#### Source data
···
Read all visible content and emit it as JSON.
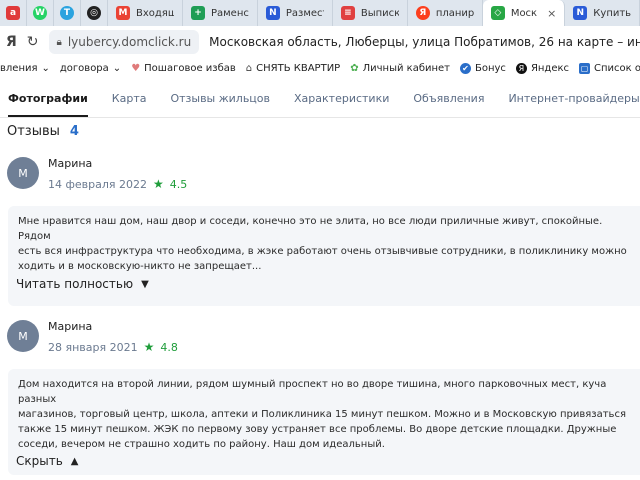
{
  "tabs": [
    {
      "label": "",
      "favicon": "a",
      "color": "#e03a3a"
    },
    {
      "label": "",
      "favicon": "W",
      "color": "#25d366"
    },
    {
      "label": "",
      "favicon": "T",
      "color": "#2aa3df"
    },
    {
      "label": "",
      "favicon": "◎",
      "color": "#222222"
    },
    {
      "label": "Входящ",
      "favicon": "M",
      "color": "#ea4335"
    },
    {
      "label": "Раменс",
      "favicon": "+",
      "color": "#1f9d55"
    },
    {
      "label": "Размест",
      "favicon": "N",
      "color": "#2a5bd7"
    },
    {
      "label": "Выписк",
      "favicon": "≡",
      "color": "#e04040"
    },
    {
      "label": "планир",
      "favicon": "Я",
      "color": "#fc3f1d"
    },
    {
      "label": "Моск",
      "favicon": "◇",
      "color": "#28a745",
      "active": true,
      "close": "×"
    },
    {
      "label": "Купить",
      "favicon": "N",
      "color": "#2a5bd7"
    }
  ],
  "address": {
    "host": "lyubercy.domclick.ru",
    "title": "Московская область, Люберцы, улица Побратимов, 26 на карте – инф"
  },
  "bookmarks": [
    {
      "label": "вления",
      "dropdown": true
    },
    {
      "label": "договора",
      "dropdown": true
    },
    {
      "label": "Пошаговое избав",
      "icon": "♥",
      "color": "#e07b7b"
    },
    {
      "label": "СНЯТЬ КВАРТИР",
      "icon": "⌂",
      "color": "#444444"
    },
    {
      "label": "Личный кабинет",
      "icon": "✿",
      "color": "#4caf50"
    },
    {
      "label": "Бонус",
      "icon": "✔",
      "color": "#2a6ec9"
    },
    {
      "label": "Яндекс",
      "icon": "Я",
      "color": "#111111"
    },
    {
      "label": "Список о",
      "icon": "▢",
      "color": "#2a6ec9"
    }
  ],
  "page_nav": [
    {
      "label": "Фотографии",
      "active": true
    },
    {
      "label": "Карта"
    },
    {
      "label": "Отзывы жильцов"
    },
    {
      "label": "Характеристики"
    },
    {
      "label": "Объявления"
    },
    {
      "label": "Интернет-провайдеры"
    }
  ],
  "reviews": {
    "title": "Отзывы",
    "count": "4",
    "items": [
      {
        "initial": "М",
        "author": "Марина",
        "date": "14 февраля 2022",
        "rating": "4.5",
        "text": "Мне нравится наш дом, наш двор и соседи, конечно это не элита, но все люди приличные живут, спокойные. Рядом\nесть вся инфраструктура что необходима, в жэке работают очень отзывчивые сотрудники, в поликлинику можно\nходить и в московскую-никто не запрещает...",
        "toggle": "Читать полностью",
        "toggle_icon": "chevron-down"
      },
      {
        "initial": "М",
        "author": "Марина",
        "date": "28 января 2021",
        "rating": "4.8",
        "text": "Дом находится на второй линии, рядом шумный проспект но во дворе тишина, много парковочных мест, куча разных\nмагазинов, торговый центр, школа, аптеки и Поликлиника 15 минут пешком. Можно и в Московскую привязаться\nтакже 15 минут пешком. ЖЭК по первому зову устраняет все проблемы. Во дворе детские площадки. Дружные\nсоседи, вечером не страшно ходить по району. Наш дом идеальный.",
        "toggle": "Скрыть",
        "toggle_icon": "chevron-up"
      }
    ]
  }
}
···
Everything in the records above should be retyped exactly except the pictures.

#### Task response
Read all visible content and emit it as JSON.
{
  "tabs": [
    {
      "label": "",
      "favicon": "a",
      "color": "#e03a3a"
    },
    {
      "label": "",
      "favicon": "W",
      "color": "#25d366"
    },
    {
      "label": "",
      "favicon": "T",
      "color": "#2aa3df"
    },
    {
      "label": "",
      "favicon": "◎",
      "color": "#222222"
    },
    {
      "label": "Входящ",
      "favicon": "M",
      "color": "#ea4335"
    },
    {
      "label": "Раменс",
      "favicon": "+",
      "color": "#1f9d55"
    },
    {
      "label": "Размест",
      "favicon": "N",
      "color": "#2a5bd7"
    },
    {
      "label": "Выписк",
      "favicon": "≡",
      "color": "#e04040"
    },
    {
      "label": "планир",
      "favicon": "Я",
      "color": "#fc3f1d"
    },
    {
      "label": "Моск",
      "favicon": "◇",
      "color": "#28a745",
      "active": true,
      "close": "×"
    },
    {
      "label": "Купить",
      "favicon": "N",
      "color": "#2a5bd7"
    }
  ],
  "address": {
    "host": "lyubercy.domclick.ru",
    "title": "Московская область, Люберцы, улица Побратимов, 26 на карте – инф"
  },
  "bookmarks": [
    {
      "label": "вления",
      "dropdown": true
    },
    {
      "label": "договора",
      "dropdown": true
    },
    {
      "label": "Пошаговое избав",
      "icon": "♥",
      "color": "#e07b7b"
    },
    {
      "label": "СНЯТЬ КВАРТИР",
      "icon": "⌂",
      "color": "#444444"
    },
    {
      "label": "Личный кабинет",
      "icon": "✿",
      "color": "#4caf50"
    },
    {
      "label": "Бонус",
      "icon": "✔",
      "color": "#2a6ec9"
    },
    {
      "label": "Яндекс",
      "icon": "Я",
      "color": "#111111"
    },
    {
      "label": "Список о",
      "icon": "▢",
      "color": "#2a6ec9"
    }
  ],
  "page_nav": [
    {
      "label": "Фотографии",
      "active": true
    },
    {
      "label": "Карта"
    },
    {
      "label": "Отзывы жильцов"
    },
    {
      "label": "Характеристики"
    },
    {
      "label": "Объявления"
    },
    {
      "label": "Интернет-провайдеры"
    }
  ],
  "reviews": {
    "title": "Отзывы",
    "count": "4",
    "items": [
      {
        "initial": "М",
        "author": "Марина",
        "date": "14 февраля 2022",
        "rating": "4.5",
        "text": "Мне нравится наш дом, наш двор и соседи, конечно это не элита, но все люди приличные живут, спокойные. Рядом\nесть вся инфраструктура что необходима, в жэке работают очень отзывчивые сотрудники, в поликлинику можно\nходить и в московскую-никто не запрещает...",
        "toggle": "Читать полностью",
        "toggle_icon": "chevron-down"
      },
      {
        "initial": "М",
        "author": "Марина",
        "date": "28 января 2021",
        "rating": "4.8",
        "text": "Дом находится на второй линии, рядом шумный проспект но во дворе тишина, много парковочных мест, куча разных\nмагазинов, торговый центр, школа, аптеки и Поликлиника 15 минут пешком. Можно и в Московскую привязаться\nтакже 15 минут пешком. ЖЭК по первому зову устраняет все проблемы. Во дворе детские площадки. Дружные\nсоседи, вечером не страшно ходить по району. Наш дом идеальный.",
        "toggle": "Скрыть",
        "toggle_icon": "chevron-up"
      }
    ]
  }
}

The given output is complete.